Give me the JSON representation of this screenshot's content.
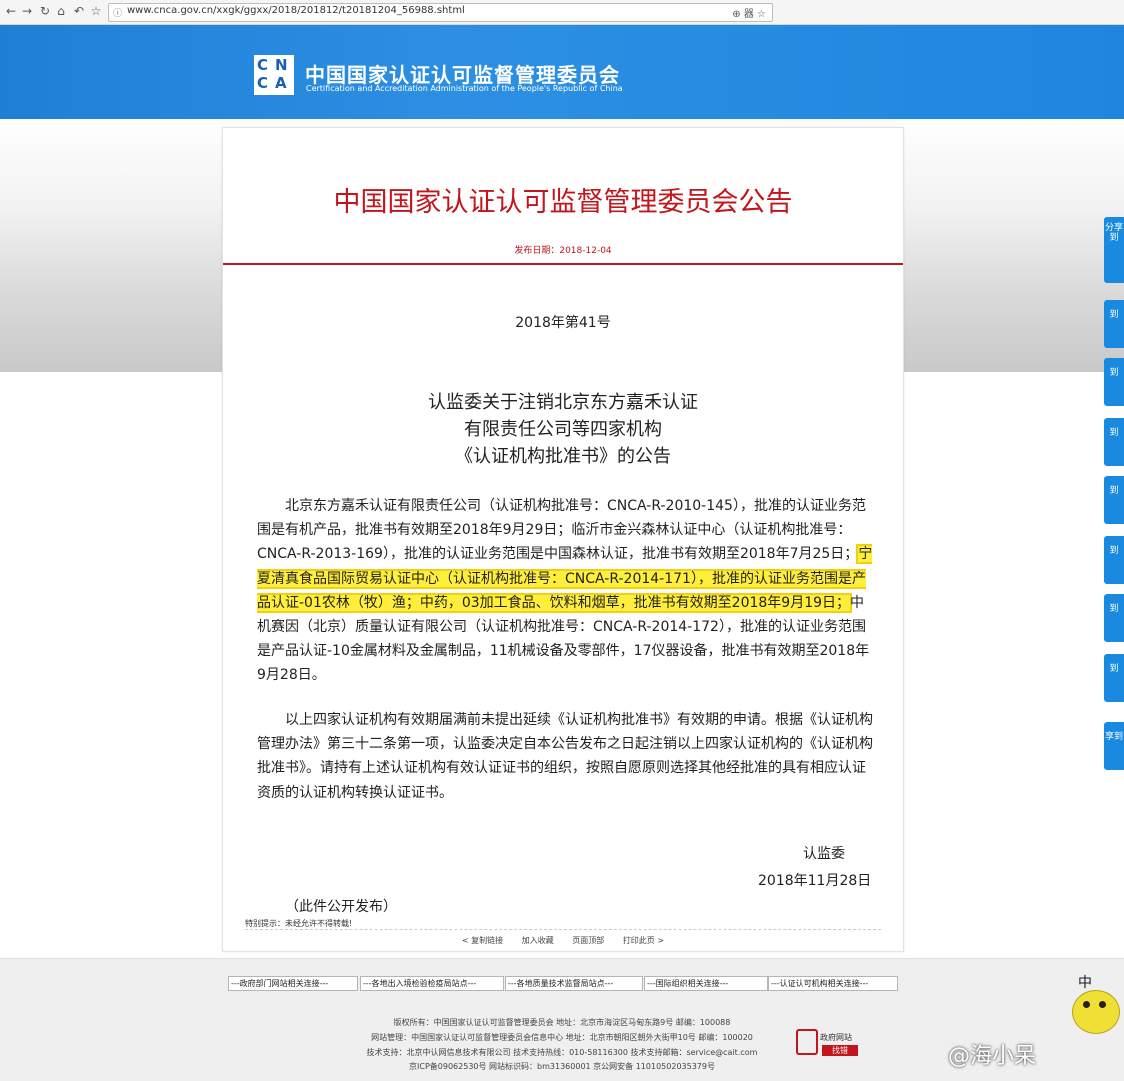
{
  "browser": {
    "url": "www.cnca.gov.cn/xxgk/ggxx/2018/201812/t20181204_56988.shtml",
    "back_icon": "arrow-left-icon",
    "forward_icon": "arrow-right-icon",
    "reload_icon": "reload-icon",
    "home_icon": "home-icon",
    "undo_icon": "undo-icon",
    "star_icon": "star-icon",
    "tools": "⊕ 器 ☆"
  },
  "header": {
    "logo_letters": [
      "C",
      "N",
      "C",
      "A"
    ],
    "org_name_cn": "中国国家认证认可监督管理委员会",
    "org_name_en": "Certification and Accreditation Administration of the People's Republic of China"
  },
  "article": {
    "title": "中国国家认证认可监督管理委员会公告",
    "publish_date": "发布日期：2018-12-04",
    "doc_number": "2018年第41号",
    "heading_lines": [
      "认监委关于注销北京东方嘉禾认证",
      "有限责任公司等四家机构",
      "《认证机构批准书》的公告"
    ],
    "para1": {
      "before": "北京东方嘉禾认证有限责任公司（认证机构批准号：CNCA-R-2010-145），批准的认证业务范围是有机产品，批准书有效期至2018年9月29日；临沂市金兴森林认证中心（认证机构批准号：CNCA-R-2013-169），批准的认证业务范围是中国森林认证，批准书有效期至2018年7月25日；",
      "highlight": "宁夏清真食品国际贸易认证中心（认证机构批准号：CNCA-R-2014-171），批准的认证业务范围是产品认证-01农林（牧）渔；中药，03加工食品、饮料和烟草，批准书有效期至2018年9月19日；",
      "after": "中机赛因（北京）质量认证有限公司（认证机构批准号：CNCA-R-2014-172），批准的认证业务范围是产品认证-10金属材料及金属制品，11机械设备及零部件，17仪器设备，批准书有效期至2018年9月28日。"
    },
    "para2": "以上四家认证机构有效期届满前未提出延续《认证机构批准书》有效期的申请。根据《认证机构管理办法》第三十二条第一项，认监委决定自本公告发布之日起注销以上四家认证机构的《认证机构批准书》。请持有上述认证机构有效认证证书的组织，按照自愿原则选择其他经批准的具有相应认证资质的认证机构转换认证证书。",
    "signature": "认监委",
    "sign_date": "2018年11月28日",
    "public_note": "（此件公开发布）",
    "special_note": "特别提示：未经允许不得转载!",
    "actions": [
      "< 复制链接",
      "加入收藏",
      "页面顶部",
      "打印此页 >"
    ]
  },
  "side_tabs": [
    {
      "label": "分享到"
    },
    {
      "label": "到"
    },
    {
      "label": "到"
    },
    {
      "label": "到"
    },
    {
      "label": "到"
    },
    {
      "label": "到"
    },
    {
      "label": "到"
    },
    {
      "label": "到"
    },
    {
      "label": "享到"
    }
  ],
  "footer": {
    "selects": [
      "---政府部门网站相关连接---",
      "---各地出入境检验检疫局站点---",
      "---各地质量技术监督局站点---",
      "---国际组织相关连接---",
      "---认证认可机构相关连接---"
    ],
    "lines": [
      "版权所有：中国国家认证认可监督管理委员会 地址：北京市海淀区马甸东路9号 邮编：100088",
      "网站管理：中国国家认证认可监督管理委员会信息中心 地址：北京市朝阳区朝外大街甲10号 邮编：100020",
      "技术支持：北京中认网信息技术有限公司 技术支持热线：010-58116300 技术支持邮箱：service@cait.com",
      "京ICP备09062530号  网站标识码：bm31360001  京公网安备 11010502035379号"
    ],
    "gov_site_label": "政府网站",
    "gov_site_button": "找错"
  },
  "watermark": {
    "text": "@海小呆",
    "char": "中"
  }
}
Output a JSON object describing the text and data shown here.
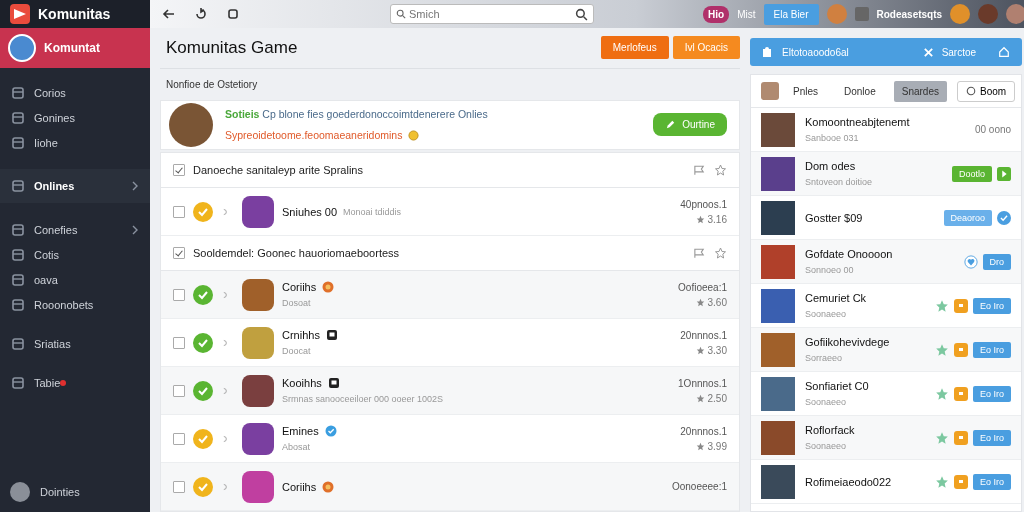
{
  "sidebar": {
    "brand": "Komunitas",
    "user": {
      "name": "Komuntat",
      "selected": true
    },
    "groups": [
      {
        "items": [
          {
            "label": "Corios",
            "selected": false,
            "has_submenu": false
          },
          {
            "label": "Gonines",
            "selected": false,
            "has_submenu": false
          },
          {
            "label": "Iiohe",
            "selected": false,
            "has_submenu": false
          }
        ]
      },
      {
        "items": [
          {
            "label": "Onlines",
            "selected": true,
            "has_submenu": true
          }
        ]
      },
      {
        "items": [
          {
            "label": "Conefies",
            "selected": false,
            "has_submenu": true
          },
          {
            "label": "Cotis",
            "selected": false,
            "has_submenu": false
          },
          {
            "label": "oava",
            "selected": false,
            "has_submenu": false
          },
          {
            "label": "Rooonobets",
            "selected": false,
            "has_submenu": false
          }
        ]
      },
      {
        "items": [
          {
            "label": "Sriatias",
            "selected": false,
            "has_submenu": false
          }
        ]
      },
      {
        "items": [
          {
            "label": "Tabie",
            "selected": false,
            "has_submenu": false,
            "badge": true
          }
        ]
      }
    ],
    "footer": "Dointies"
  },
  "topbar": {
    "search": {
      "placeholder": "Smich"
    },
    "badge": "Hio",
    "link": "Mist",
    "button": "Ela Bier",
    "username": "Rodeasetsqts"
  },
  "main": {
    "title": "Komunitas Game",
    "actions": [
      "Merlofeus",
      "Ivl Ocacis"
    ],
    "subtitle": "Nonfioe de Ostetiory",
    "featured": {
      "tag": "Sotieis",
      "text": "Cp blone fies goederdonoccoimtdenerere Onlies",
      "note": "Sypreoidetoome.feoomaeaneridomins",
      "button": "Ourtine"
    },
    "sections": [
      {
        "title": "Danoeche sanitaleyp arite Spralins",
        "checked": true,
        "rows": [
          {
            "name": "Sniuhes 00",
            "extra": "Monoai tdiddis",
            "count": "40pnoos.1",
            "rating": "3.16",
            "color": "#f0b41c",
            "checked": false
          }
        ]
      },
      {
        "title": "Sooldemdel: Goonec hauoriomaeboortess",
        "checked": true,
        "rows": [
          {
            "name": "Coriihs",
            "sub": "Dosoat",
            "count": "Oofioeea:1",
            "rating": "3.60",
            "color": "#5ab532",
            "kind": "medal",
            "checked": false
          },
          {
            "name": "Crnihhs",
            "sub": "Doocat",
            "count": "20nnnos.1",
            "rating": "3.30",
            "color": "#5ab532",
            "kind": "square",
            "checked": false
          },
          {
            "name": "Kooihhs",
            "sub": "Srmnas sanooceeiloer 000 ooeer 1002S",
            "count": "1Onnnos.1",
            "rating": "2.50",
            "color": "#5ab532",
            "kind": "square",
            "checked": false
          },
          {
            "name": "Emines",
            "sub": "Abosat",
            "count": "20nnnos.1",
            "rating": "3.99",
            "color": "#f0b41c",
            "kind": "verified",
            "checked": false
          },
          {
            "name": "Coriihs",
            "count": "Oonoeeee:1",
            "color": "#f0b41c",
            "kind": "medal",
            "checked": false
          }
        ]
      }
    ]
  },
  "panel": {
    "header": {
      "title": "Eltotoaoodo6al",
      "action": "Sarctoe"
    },
    "tabs": [
      {
        "label": "Pnles",
        "selected": false
      },
      {
        "label": "Donloe",
        "selected": false
      },
      {
        "label": "Snardes",
        "selected": true
      }
    ],
    "tab_button": "Boom",
    "items": [
      {
        "kind": "time",
        "title": "Komoontneabjtenemt",
        "sub": "Sanbooe 031",
        "action": "00 oono"
      },
      {
        "kind": "accept",
        "title": "Dom odes",
        "sub": "Sntoveon doitioe",
        "action": "Dootlo"
      },
      {
        "kind": "confirm",
        "title": "Gostter $09",
        "action": "Deaoroo"
      },
      {
        "kind": "toggle",
        "title": "Gofdate Onoooon",
        "sub": "Sonnoeo 00",
        "action": "Dro"
      },
      {
        "kind": "join",
        "title": "Cemuriet Ck",
        "sub": "Soonaeeo",
        "action": "Eo Iro"
      },
      {
        "kind": "join",
        "title": "Gofiikohevivdege",
        "sub": "Sorraeeo",
        "action": "Eo Iro"
      },
      {
        "kind": "join",
        "title": "Sonfiariet C0",
        "sub": "Soonaeeo",
        "action": "Eo Iro"
      },
      {
        "kind": "join",
        "title": "Roflorfack",
        "sub": "Soonaeeo",
        "action": "Eo Iro"
      },
      {
        "kind": "join",
        "title": "Rofimeiaeodo022",
        "action": "Eo Iro"
      }
    ]
  }
}
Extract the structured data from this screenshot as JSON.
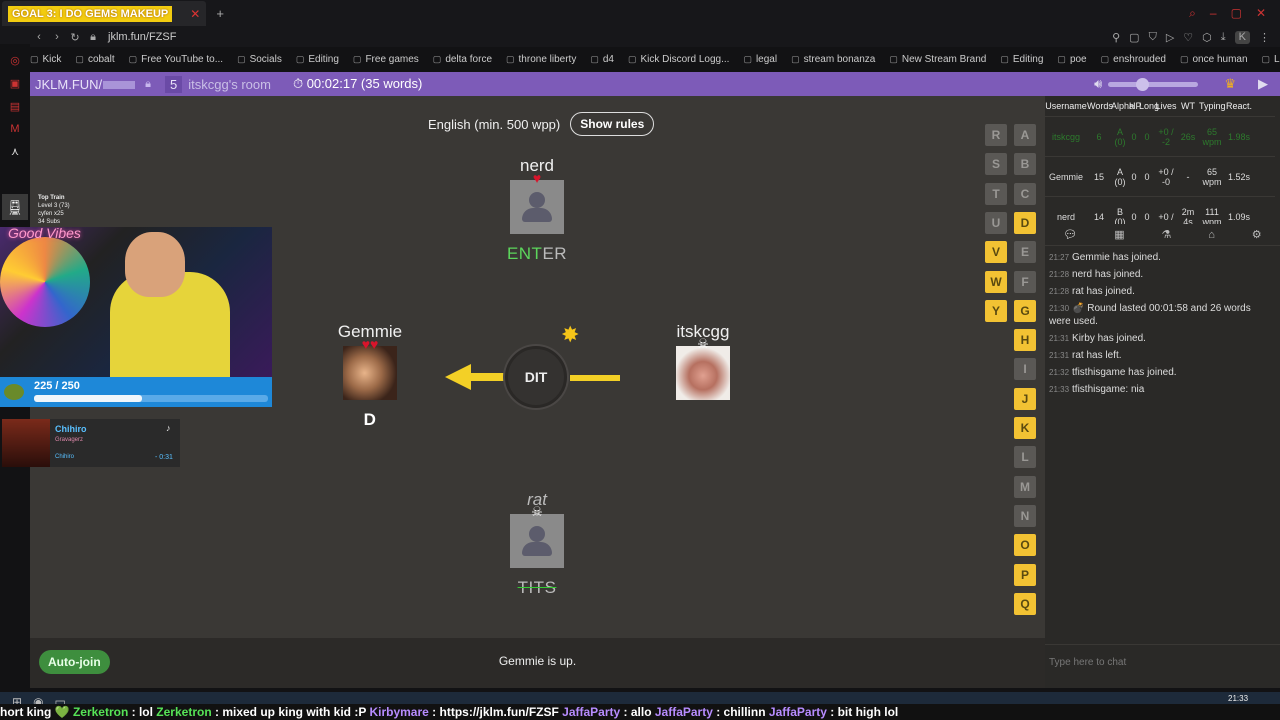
{
  "browser": {
    "tab_title": "GOAL 3: I DO GEMS MAKEUP",
    "url": "jklm.fun/FZSF",
    "bookmarks": [
      "Kick",
      "cobalt",
      "Free YouTube to...",
      "Socials",
      "Editing",
      "Free games",
      "delta force",
      "throne liberty",
      "d4",
      "Kick Discord Logg...",
      "legal",
      "stream bonanza",
      "New Stream Brand",
      "Editing",
      "poe",
      "enshrouded",
      "once human",
      "Last Epoch Patch..."
    ],
    "profile_initial": "K"
  },
  "app": {
    "site": "JKLM.FUN/",
    "room_count": "5",
    "room_name": "itskcgg's room",
    "timer": "00:02:17 (35 words)"
  },
  "game": {
    "rules_text": "English (min. 500 wpp)",
    "rules_button": "Show rules",
    "bomb_syllable": "DIT",
    "players": [
      {
        "name": "nerd",
        "word": "ENTER",
        "word_highlight": "ENT",
        "word_rest": "ER",
        "lives": "♥"
      },
      {
        "name": "Gemmie",
        "word": "D",
        "lives": "♥♥"
      },
      {
        "name": "itskcgg",
        "word": "",
        "lives": "☠"
      },
      {
        "name": "rat",
        "word": "TITS",
        "lives": "☠"
      }
    ],
    "letters_col1": [
      "R",
      "S",
      "T",
      "U",
      "V",
      "W",
      "Y"
    ],
    "letters_col2": [
      "A",
      "B",
      "C",
      "D",
      "E",
      "F",
      "G",
      "H",
      "I",
      "J",
      "K",
      "L",
      "M",
      "N",
      "O",
      "P",
      "Q"
    ],
    "used_letters": [
      "D",
      "V",
      "W",
      "Y",
      "G",
      "H",
      "J",
      "K",
      "O",
      "P",
      "Q"
    ]
  },
  "footer": {
    "autojoin": "Auto-join",
    "status": "Gemmie is up."
  },
  "scoreboard": {
    "headers": [
      "Username",
      "Words",
      "Alpha",
      "HP",
      "Long",
      "Lives",
      "WT",
      "Typing",
      "React."
    ],
    "rows": [
      {
        "user": "itskcgg",
        "words": "6",
        "alpha": "A (0)",
        "hp": "0",
        "long": "0",
        "lives": "+0 / -2",
        "wt": "26s",
        "typing": "65 wpm",
        "react": "1.98s"
      },
      {
        "user": "Gemmie",
        "words": "15",
        "alpha": "A (0)",
        "hp": "0",
        "long": "0",
        "lives": "+0 / -0",
        "wt": "-",
        "typing": "65 wpm",
        "react": "1.52s"
      },
      {
        "user": "nerd",
        "words": "14",
        "alpha": "B (0)",
        "hp": "0",
        "long": "0",
        "lives": "+0 /",
        "wt": "2m 4s",
        "typing": "111 wpm",
        "react": "1.09s"
      }
    ]
  },
  "chat": {
    "messages": [
      {
        "time": "21:27",
        "text": "Gemmie has joined."
      },
      {
        "time": "21:28",
        "text": "nerd has joined."
      },
      {
        "time": "21:28",
        "text": "rat has joined."
      },
      {
        "time": "21:30",
        "text": "💣 Round lasted 00:01:58 and 26 words were used."
      },
      {
        "time": "21:31",
        "text": "Kirby has joined."
      },
      {
        "time": "21:31",
        "text": "rat has left."
      },
      {
        "time": "21:32",
        "text": "tfisthisgame has joined."
      },
      {
        "time": "21:33",
        "text": "tfisthisgame: nia"
      }
    ],
    "placeholder": "Type here to chat"
  },
  "overlay": {
    "train_title": "Top Train",
    "train_level": "Level 3 (73)",
    "train_user": "cyfen x25",
    "train_subs": "34 Subs",
    "neon_text": "Good Vibes",
    "xp_text": "225 / 250",
    "xp_fraction": 0.46,
    "song_title": "Chihiro",
    "song_artist": "Gravagerz",
    "song_track": "Chihiro",
    "song_time": "- 0:31"
  },
  "taskbar": {
    "time": "21:33"
  },
  "ticker": {
    "segments": [
      {
        "text": "hort king 💚 ",
        "cls": ""
      },
      {
        "text": "Zerketron",
        "cls": "g"
      },
      {
        "text": " : lol  ",
        "cls": ""
      },
      {
        "text": "Zerketron",
        "cls": "g"
      },
      {
        "text": " : mixed up king with kid :P  ",
        "cls": ""
      },
      {
        "text": "Kirbymare",
        "cls": "p"
      },
      {
        "text": " : https://jklm.fun/FZSF  ",
        "cls": ""
      },
      {
        "text": "JaffaParty",
        "cls": "p"
      },
      {
        "text": " : allo  ",
        "cls": ""
      },
      {
        "text": "JaffaParty",
        "cls": "p"
      },
      {
        "text": " : chillinn  ",
        "cls": ""
      },
      {
        "text": "JaffaParty",
        "cls": "p"
      },
      {
        "text": " : bit high lol",
        "cls": ""
      }
    ]
  }
}
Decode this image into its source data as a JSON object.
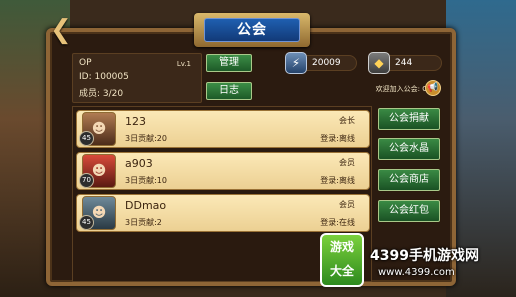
{
  "title": "公会",
  "guild": {
    "name": "OP",
    "level": "Lv.1",
    "id_label": "ID:",
    "id": "100005",
    "members_label": "成员:",
    "members": "3/20"
  },
  "buttons": {
    "manage": "管理",
    "log": "日志"
  },
  "resources": {
    "energy": "20009",
    "gold": "244",
    "energy_icon": "lightning-shield-icon",
    "gold_icon": "gold-shield-icon"
  },
  "welcome": "欢迎加入公会: OP",
  "members_list": [
    {
      "name": "123",
      "contribution": "3日贡献:20",
      "role": "会长",
      "login": "登录:离线",
      "level": "45"
    },
    {
      "name": "a903",
      "contribution": "3日贡献:10",
      "role": "会员",
      "login": "登录:离线",
      "level": "70"
    },
    {
      "name": "DDmao",
      "contribution": "3日贡献:2",
      "role": "会员",
      "login": "登录:在线",
      "level": "45"
    }
  ],
  "side_buttons": [
    "公会捐献",
    "公会水晶",
    "公会商店",
    "公会红包"
  ],
  "watermark": {
    "logo_line1": "游戏",
    "logo_line2": "大全",
    "site_name": "4399手机游戏网",
    "site_url": "www.4399.com"
  }
}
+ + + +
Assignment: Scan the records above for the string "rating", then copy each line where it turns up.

Output of the task:
            "rating": "3.16",
            "rating": "3.60",
            "rating": "3.30",
            "rating": "2.50",
            "rating": "3.99",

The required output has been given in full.